LONDON, Nov 10 (Reuters) – Record levels of new renewable energy capacity are set to come on stream this year and next, while fossil fuel capacity will fall due to an economic slump and the COVID-19 crisis, the International Energy Agency (IEA) said in a report.
In its annual renewables outlook, the IEA said new additions of renewables capacity worldwide would increase by 4% from last year to a record 198 gigawatts (GW) this year.
This means renewables will account for almost 90% of the increase in total power capacity worldwide this year.
Supply chain disruptions and construction delays slowed the progress of renewable energy projects in the first six months of this year due to the coronavirus pandemic.
However, the construction of plants and manufacturing activity has ramped up again, and logistical challenges have been mostly resolved, the IEA said.
Electricity generated by renewables will increase by 7% globally this year, despite a 5% annual drop in global energy demand, the largest since World War Two.
Next year, renewable capacity additions are on track for a rise of almost 10%, which would be the fastest growth since 2015.
“Renewable power is defying the difficulties caused by the pandemic, showing robust growth while others fuels struggle,” said Dr Fatih Birol, the IEA’s executive director.
Policymakers need to support the strong momentum behind renewables growth and if policy uncertainties are addressed, renewable energy capacity additions could reach 271 GW in 2022,the IEA said.
In 2025, renewables are set to become the largest source of electricity generation worldwide, supplying one third of the world’s electricity, and ending coal’s five decades as the topglobal power source, the report said.
Reporting by Nina Chestney; Editing by Mark Potter
Fresh off from a Guinness World Record for thelargest water fountain, Dubai is now looking to set the benchmark in architecture after completing the ‘longest cantilevered building.’
Simply put, cantilevered buildings are structures built horizontally and are supported only from one end, with the other half left suspended. Chances are you have spotted these gravity-defying architectural marvels in science-fiction or superhero movies.

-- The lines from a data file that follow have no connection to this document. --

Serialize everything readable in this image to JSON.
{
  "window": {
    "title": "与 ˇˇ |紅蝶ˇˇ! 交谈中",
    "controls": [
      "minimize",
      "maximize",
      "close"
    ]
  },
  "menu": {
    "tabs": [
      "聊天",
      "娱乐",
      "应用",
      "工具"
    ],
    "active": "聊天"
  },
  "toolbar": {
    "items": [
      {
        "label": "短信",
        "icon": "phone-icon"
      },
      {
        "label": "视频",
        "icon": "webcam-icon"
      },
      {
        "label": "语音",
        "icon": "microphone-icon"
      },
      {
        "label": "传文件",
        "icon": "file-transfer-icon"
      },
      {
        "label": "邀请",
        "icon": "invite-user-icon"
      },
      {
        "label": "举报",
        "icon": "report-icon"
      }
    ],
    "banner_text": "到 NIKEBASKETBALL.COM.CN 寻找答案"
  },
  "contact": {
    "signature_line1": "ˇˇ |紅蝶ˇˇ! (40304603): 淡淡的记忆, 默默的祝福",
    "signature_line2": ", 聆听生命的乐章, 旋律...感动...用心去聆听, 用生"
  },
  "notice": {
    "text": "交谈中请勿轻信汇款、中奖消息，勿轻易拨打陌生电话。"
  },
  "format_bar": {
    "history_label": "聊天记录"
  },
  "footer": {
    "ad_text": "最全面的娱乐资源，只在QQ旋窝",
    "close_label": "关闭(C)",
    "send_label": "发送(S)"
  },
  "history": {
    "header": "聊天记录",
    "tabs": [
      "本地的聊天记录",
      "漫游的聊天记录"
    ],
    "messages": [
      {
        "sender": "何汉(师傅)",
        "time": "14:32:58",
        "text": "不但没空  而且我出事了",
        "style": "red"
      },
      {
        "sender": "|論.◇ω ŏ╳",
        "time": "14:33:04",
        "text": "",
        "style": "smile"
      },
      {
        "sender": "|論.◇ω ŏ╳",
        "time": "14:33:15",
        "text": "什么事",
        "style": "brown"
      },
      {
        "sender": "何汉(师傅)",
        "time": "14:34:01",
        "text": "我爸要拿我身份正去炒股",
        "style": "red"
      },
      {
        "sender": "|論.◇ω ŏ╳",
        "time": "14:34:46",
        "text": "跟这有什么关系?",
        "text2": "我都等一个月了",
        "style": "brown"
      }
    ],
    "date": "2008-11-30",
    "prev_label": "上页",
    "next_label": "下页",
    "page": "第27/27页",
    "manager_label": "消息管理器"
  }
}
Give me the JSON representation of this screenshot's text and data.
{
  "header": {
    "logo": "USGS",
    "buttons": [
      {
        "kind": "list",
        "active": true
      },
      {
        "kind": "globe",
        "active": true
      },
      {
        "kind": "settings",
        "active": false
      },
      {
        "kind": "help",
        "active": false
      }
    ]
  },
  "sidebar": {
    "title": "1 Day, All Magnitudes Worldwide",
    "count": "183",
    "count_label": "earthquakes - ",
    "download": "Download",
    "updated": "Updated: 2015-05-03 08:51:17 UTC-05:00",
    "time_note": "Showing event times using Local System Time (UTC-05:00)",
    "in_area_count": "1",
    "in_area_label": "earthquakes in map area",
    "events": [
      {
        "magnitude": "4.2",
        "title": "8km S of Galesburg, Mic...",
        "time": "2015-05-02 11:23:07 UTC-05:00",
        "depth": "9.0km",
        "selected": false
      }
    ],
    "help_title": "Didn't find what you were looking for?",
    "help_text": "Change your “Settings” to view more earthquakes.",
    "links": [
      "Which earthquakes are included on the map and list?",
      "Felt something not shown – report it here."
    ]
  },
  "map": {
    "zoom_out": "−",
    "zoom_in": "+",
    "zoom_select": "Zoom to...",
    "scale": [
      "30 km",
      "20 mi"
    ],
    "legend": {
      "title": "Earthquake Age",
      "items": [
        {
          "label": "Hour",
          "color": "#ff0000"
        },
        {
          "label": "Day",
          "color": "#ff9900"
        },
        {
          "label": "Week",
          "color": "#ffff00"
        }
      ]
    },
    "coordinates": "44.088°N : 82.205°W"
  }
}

Spanning a whopping 226 metres and standing tall at 100 metes above ground level, the aptly-named ‘The Link’ is set to break the world record for the ‘longest cantilevered building.’ The structure will connect the two towers of Dubai’s hotly-anticipated mega project, ‘One Za’abeel’ and is slated to complete construction in 2022.
Once completed, ‘The Link’ will play host to observation decks, Michelin-star restaurants, an infinity pool, a luxury spa and panoramic views of Dubai. The best part, ‘The Link’ will feature a glass-floor and glass-wall section where you can feel like you’re floating mid-air.
Ithra Dubai is the developer behind ‘The Link.’ Lifting the structure took over a span of 12 days and was “one of the heaviest lifting operations in the region” weight more than 8,500 tons. 55 jacks and 1.2 km of strands were used in lifting the building.
“The completion of The Link at One Za’abeel is the sum of effort, imagination, collaboration and the desire to create a meaningful and timeless contribution to Dubai. We are thrilled to be part of the city’s narrative and to join its long list of firsts.”
Privacy & Cookies Policy
Necessary cookies are absolutely essential for the website to function properly. This category only includes cookies that ensures basic functionalities and security features of the website. These cookies do not store any personal information.
Any cookies that may not be particularly necessary for the website to function and is used specifically to collect user personal data via analytics, ads, other embedded contents are termed as non-necessary cookies. It is mandatory to procure user consent prior to running these cookies on your website.